Where a record contains a picture, omit the picture and repeat the rest exactly.

__Listed entries__:
Content starts

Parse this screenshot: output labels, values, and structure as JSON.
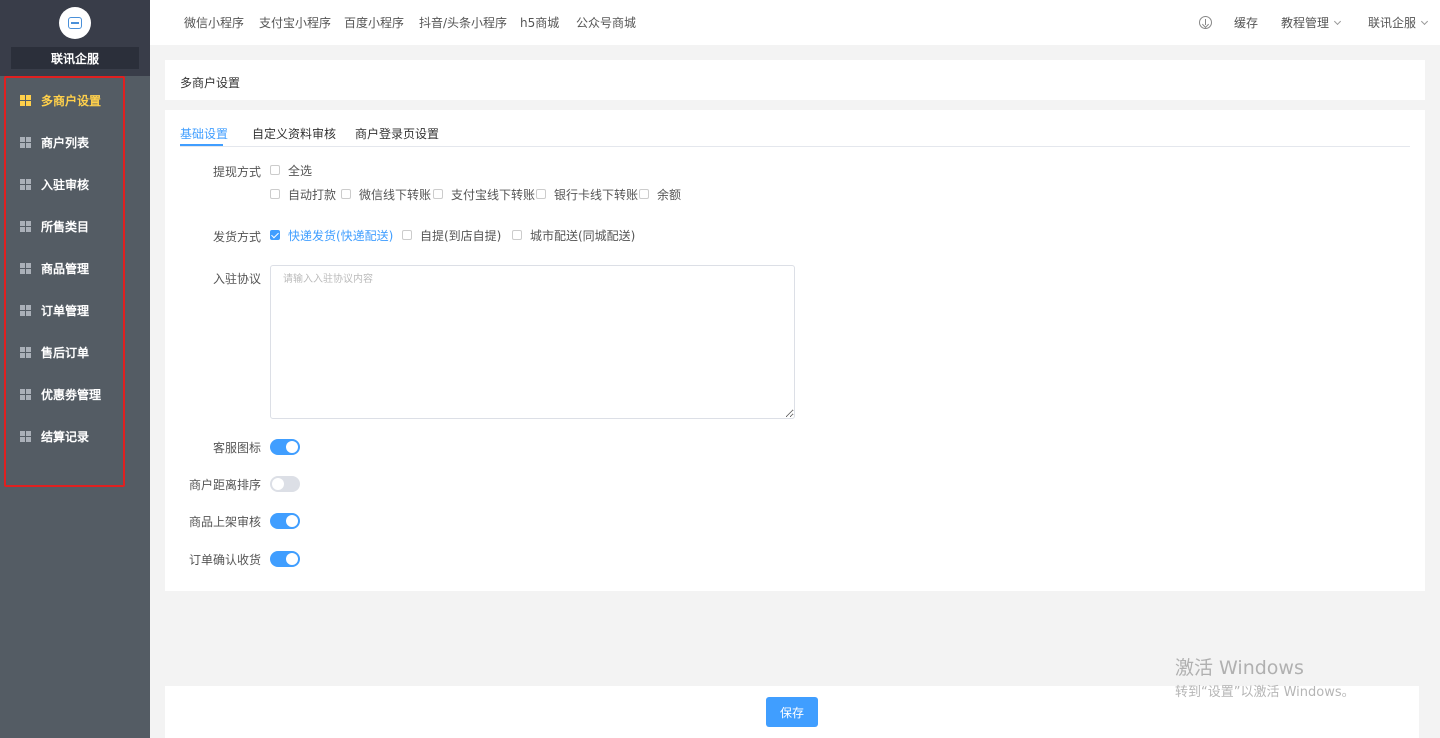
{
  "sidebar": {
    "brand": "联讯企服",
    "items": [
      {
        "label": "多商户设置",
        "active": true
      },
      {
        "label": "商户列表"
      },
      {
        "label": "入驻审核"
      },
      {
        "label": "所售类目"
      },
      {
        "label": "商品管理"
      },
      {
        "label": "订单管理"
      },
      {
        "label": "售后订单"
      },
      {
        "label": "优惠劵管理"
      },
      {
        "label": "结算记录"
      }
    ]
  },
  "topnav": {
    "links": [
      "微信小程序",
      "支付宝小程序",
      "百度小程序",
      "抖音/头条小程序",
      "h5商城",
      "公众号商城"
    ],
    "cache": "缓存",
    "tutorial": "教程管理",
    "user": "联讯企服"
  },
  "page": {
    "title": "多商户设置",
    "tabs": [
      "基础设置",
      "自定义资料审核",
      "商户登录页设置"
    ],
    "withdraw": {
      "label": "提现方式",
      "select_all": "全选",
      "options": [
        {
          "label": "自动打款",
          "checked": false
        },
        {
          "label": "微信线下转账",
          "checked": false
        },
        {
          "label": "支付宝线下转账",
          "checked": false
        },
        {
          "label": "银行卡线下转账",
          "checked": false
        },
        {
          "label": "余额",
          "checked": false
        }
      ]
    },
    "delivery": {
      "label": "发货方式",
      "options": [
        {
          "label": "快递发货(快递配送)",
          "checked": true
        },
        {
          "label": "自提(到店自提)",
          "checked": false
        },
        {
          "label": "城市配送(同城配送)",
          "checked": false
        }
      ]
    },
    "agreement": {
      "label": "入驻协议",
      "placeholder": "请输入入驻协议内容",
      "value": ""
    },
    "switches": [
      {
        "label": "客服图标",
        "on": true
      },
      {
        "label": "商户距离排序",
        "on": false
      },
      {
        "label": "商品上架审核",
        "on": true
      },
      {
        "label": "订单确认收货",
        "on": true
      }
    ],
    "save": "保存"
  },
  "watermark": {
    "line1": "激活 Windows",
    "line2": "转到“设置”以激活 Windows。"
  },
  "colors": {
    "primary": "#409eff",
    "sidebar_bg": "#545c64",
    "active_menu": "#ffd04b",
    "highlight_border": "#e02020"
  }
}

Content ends

__Output of the exercise__:
Parse this screenshot: output labels, values, and structure as JSON.
{
  "sidebar": {
    "brand": "联讯企服",
    "items": [
      {
        "label": "多商户设置",
        "active": true
      },
      {
        "label": "商户列表"
      },
      {
        "label": "入驻审核"
      },
      {
        "label": "所售类目"
      },
      {
        "label": "商品管理"
      },
      {
        "label": "订单管理"
      },
      {
        "label": "售后订单"
      },
      {
        "label": "优惠劵管理"
      },
      {
        "label": "结算记录"
      }
    ]
  },
  "topnav": {
    "links": [
      "微信小程序",
      "支付宝小程序",
      "百度小程序",
      "抖音/头条小程序",
      "h5商城",
      "公众号商城"
    ],
    "cache": "缓存",
    "tutorial": "教程管理",
    "user": "联讯企服"
  },
  "page": {
    "title": "多商户设置",
    "tabs": [
      "基础设置",
      "自定义资料审核",
      "商户登录页设置"
    ],
    "withdraw": {
      "label": "提现方式",
      "select_all": "全选",
      "options": [
        {
          "label": "自动打款",
          "checked": false
        },
        {
          "label": "微信线下转账",
          "checked": false
        },
        {
          "label": "支付宝线下转账",
          "checked": false
        },
        {
          "label": "银行卡线下转账",
          "checked": false
        },
        {
          "label": "余额",
          "checked": false
        }
      ]
    },
    "delivery": {
      "label": "发货方式",
      "options": [
        {
          "label": "快递发货(快递配送)",
          "checked": true
        },
        {
          "label": "自提(到店自提)",
          "checked": false
        },
        {
          "label": "城市配送(同城配送)",
          "checked": false
        }
      ]
    },
    "agreement": {
      "label": "入驻协议",
      "placeholder": "请输入入驻协议内容",
      "value": ""
    },
    "switches": [
      {
        "label": "客服图标",
        "on": true
      },
      {
        "label": "商户距离排序",
        "on": false
      },
      {
        "label": "商品上架审核",
        "on": true
      },
      {
        "label": "订单确认收货",
        "on": true
      }
    ],
    "save": "保存"
  },
  "watermark": {
    "line1": "激活 Windows",
    "line2": "转到“设置”以激活 Windows。"
  },
  "colors": {
    "primary": "#409eff",
    "sidebar_bg": "#545c64",
    "active_menu": "#ffd04b",
    "highlight_border": "#e02020"
  }
}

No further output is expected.